This work offers a study on the model types of lamps of Roman pottery from the Frankfurt-Nied museum, with dating as well as an evaluation on the signature pieces of this group of artifacts, whose main area of distribution was in the Rhine-Main region. An analysis of the clay proves that the factory lamps as well as the various red-painted lamps in the Wetterauer wares collection originated from a collaborative workshop.
BK21975. Die Lampen aus den romischen Topfereien von Frankfurt am Main-Nied by Ingeborg Huld-Zetsche, 2014, hardcover, new in original packing, international shipping at cost, priced far below FORVM's cost!; $45.00 SALE PRICE $40.50







CLICK HERE TO SEE MORE FROM THIS CATEGORY - FORVM's PRIOR SALES


REFERENCES|

Badre, L. Les Figurines Anthropomorphes en Terre Cuite a L'age du Bronze en Syria. (Paris, 1980).
Bailey, D. Catalogue of the Greek Terracottas in the British Museum, Vol. IV: Ptolemaic and Roman Terracottas from Egypt. (London, 2008).
Besques, S. Catalogue Raisonn des Figurines et Reliefs en Terre-Cuite Grecs trusques et Romains. (Paris, 1954-1992).
Besque, S. Figurines et reliefs grecs en terre cuite. (Paris, 1994).
Besques, S. Tanagra Collection des Maitres. (Paris, 1950).
Burn, L. & R. Higgins.
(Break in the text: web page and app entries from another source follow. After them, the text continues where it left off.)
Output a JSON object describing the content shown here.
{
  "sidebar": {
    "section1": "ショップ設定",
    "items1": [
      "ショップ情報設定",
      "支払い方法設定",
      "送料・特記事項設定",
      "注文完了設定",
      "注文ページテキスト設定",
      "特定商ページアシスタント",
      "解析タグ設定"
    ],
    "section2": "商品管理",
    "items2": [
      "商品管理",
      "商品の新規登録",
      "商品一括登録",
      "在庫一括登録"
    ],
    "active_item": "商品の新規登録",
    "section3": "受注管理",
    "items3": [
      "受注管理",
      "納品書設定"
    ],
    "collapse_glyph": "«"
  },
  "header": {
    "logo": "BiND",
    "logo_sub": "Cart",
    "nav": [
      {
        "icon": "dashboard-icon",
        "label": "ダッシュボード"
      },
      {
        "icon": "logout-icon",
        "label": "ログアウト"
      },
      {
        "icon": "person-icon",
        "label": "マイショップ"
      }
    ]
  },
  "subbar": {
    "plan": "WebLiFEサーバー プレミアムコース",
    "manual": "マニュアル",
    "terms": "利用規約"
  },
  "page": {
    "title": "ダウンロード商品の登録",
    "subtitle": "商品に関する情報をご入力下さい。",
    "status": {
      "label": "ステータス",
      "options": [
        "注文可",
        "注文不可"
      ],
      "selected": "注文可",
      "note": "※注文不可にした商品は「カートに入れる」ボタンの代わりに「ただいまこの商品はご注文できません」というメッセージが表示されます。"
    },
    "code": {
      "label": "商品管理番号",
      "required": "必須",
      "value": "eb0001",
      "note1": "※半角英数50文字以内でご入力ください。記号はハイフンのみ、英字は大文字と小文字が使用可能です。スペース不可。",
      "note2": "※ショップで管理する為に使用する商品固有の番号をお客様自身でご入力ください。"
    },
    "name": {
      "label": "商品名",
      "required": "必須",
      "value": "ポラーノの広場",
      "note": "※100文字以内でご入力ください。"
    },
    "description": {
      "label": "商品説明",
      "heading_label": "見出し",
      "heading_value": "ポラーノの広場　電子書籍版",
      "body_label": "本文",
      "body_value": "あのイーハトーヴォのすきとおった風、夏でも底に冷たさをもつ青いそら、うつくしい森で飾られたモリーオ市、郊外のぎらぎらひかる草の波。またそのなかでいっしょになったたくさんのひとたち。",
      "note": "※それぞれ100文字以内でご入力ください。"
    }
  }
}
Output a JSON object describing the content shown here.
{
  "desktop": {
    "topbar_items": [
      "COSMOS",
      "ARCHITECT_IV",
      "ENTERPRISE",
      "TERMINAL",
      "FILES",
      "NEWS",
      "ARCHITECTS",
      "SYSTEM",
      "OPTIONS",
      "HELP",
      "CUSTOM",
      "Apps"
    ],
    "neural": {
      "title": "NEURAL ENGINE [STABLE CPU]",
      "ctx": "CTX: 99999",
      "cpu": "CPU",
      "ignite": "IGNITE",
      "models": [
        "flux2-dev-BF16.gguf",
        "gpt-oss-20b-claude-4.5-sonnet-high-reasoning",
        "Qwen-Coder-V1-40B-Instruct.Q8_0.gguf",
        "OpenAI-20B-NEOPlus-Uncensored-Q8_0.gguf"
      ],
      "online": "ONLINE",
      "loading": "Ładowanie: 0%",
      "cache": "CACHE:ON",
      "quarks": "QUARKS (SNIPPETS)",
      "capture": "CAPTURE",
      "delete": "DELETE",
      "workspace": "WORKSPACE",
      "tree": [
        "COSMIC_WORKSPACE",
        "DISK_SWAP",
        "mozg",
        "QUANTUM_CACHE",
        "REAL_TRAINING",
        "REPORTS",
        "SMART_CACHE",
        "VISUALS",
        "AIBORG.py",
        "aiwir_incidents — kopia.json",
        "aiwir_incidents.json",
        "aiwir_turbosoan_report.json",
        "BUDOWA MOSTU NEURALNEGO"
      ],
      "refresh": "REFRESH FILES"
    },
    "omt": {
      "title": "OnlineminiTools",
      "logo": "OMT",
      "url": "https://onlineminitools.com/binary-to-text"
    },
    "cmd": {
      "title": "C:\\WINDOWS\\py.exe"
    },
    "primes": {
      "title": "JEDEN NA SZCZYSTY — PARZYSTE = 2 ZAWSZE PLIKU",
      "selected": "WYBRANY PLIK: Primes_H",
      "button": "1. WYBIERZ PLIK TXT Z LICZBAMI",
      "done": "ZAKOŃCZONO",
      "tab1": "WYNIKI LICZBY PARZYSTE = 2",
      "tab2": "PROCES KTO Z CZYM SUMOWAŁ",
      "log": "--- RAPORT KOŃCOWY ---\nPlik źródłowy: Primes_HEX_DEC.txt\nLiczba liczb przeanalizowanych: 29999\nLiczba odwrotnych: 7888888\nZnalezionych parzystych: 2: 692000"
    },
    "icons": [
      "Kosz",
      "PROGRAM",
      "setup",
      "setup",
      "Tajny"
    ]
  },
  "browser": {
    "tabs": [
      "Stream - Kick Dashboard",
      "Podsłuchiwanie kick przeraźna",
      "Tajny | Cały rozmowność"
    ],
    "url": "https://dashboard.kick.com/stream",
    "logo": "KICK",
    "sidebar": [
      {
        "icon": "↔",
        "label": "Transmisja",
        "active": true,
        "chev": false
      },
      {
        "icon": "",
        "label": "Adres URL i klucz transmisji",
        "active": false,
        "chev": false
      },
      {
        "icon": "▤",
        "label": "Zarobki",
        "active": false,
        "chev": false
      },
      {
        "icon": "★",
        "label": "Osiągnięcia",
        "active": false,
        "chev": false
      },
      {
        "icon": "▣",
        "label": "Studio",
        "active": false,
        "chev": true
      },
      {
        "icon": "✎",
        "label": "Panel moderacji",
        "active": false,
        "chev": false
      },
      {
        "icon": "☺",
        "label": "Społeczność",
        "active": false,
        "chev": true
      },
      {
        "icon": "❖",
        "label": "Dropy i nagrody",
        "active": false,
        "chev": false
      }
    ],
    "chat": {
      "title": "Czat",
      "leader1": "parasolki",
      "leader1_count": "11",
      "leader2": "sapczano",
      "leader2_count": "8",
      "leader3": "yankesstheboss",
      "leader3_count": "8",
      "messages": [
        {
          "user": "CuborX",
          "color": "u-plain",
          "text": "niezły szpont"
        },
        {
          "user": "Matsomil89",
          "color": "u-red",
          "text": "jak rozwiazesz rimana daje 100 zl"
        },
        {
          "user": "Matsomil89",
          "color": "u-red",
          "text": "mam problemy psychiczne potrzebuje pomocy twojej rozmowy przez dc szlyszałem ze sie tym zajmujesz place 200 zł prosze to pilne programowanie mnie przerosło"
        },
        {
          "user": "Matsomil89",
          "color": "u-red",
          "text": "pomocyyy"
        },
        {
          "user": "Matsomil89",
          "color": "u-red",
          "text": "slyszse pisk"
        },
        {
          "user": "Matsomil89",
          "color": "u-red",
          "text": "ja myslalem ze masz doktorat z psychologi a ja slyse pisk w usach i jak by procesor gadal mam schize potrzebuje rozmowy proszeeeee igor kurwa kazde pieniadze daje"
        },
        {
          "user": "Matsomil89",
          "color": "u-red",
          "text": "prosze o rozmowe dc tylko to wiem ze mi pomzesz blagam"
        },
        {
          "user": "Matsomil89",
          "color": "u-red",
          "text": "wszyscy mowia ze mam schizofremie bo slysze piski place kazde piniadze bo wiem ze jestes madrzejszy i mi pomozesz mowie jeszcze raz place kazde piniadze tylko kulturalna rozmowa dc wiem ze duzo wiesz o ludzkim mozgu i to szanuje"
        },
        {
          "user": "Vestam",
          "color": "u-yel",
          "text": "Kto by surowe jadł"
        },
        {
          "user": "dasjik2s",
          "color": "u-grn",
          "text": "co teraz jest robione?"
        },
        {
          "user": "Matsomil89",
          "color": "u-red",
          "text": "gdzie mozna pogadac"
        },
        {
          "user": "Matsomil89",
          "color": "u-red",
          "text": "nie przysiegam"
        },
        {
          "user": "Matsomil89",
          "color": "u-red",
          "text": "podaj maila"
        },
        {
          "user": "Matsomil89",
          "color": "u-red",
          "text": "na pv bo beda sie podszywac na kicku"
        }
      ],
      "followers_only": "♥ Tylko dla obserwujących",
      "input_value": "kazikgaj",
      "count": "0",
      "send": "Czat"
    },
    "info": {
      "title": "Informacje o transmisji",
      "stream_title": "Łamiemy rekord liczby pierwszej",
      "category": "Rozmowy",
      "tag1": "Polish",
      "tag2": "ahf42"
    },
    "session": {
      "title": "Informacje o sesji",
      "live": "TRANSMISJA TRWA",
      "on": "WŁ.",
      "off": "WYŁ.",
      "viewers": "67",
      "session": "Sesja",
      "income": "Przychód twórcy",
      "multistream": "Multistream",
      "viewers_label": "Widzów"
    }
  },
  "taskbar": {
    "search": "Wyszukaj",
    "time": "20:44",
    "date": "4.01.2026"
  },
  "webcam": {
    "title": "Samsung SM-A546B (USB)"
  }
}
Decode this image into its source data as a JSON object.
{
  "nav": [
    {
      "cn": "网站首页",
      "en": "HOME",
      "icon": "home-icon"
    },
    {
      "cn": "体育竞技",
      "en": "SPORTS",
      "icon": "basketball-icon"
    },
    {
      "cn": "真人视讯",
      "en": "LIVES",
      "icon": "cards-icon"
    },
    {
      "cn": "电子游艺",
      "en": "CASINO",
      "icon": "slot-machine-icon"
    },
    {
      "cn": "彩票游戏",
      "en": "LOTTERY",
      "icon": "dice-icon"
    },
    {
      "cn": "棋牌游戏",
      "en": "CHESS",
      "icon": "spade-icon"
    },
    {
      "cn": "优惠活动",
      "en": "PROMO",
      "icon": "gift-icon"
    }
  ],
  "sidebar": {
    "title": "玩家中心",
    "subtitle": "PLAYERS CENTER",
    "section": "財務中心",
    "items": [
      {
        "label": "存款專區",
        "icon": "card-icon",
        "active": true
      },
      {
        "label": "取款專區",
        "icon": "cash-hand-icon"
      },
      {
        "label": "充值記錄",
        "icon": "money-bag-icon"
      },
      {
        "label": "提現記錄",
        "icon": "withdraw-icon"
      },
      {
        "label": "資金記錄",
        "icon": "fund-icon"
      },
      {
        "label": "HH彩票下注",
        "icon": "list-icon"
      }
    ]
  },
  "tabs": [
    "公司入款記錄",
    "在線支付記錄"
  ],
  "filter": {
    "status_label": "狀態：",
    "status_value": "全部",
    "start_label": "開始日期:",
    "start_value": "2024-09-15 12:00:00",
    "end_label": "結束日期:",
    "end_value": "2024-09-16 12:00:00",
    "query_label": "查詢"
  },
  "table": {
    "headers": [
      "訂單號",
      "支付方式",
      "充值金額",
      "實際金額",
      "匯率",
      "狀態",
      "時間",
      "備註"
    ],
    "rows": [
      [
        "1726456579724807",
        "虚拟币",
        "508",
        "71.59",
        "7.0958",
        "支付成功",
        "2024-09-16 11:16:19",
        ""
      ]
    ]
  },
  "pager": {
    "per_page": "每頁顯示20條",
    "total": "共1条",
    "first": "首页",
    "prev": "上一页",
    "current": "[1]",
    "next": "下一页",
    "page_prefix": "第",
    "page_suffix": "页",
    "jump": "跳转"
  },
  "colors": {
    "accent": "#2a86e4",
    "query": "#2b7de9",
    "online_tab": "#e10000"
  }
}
Catalogue of the Greek Terracottas in the British Museum Vol. III. (London, 2001).
Chesterman, J. Classical Terracotta Figures. (London, 1974).
Higgins, R. Catalogue of the Greek Terracottas in the British Museum, Vol. I: 730 - 330 B.C. (London, 1954).
Muscarell, O., ed. Ladders to Heaven: Art Treasures from Lands of the Bible. (Toronto, 1981).
Stevenson, W. The Grotesque Pathological Representations in Greek and Roman Art. (Ann Arbor, 1975).
Torok, L. Hellenistic and Roman Terracottas from Egypt. (Rome, 1995).
Uhlenbrock, J. The Terracotta protomai from Gela: A Discussion of local Style in archaic Sicily. (Rome, 1989).

Catalog current as of Friday, September 30, 2022.
Page created in 0.782 seconds.
All coins are guaranteed for eternity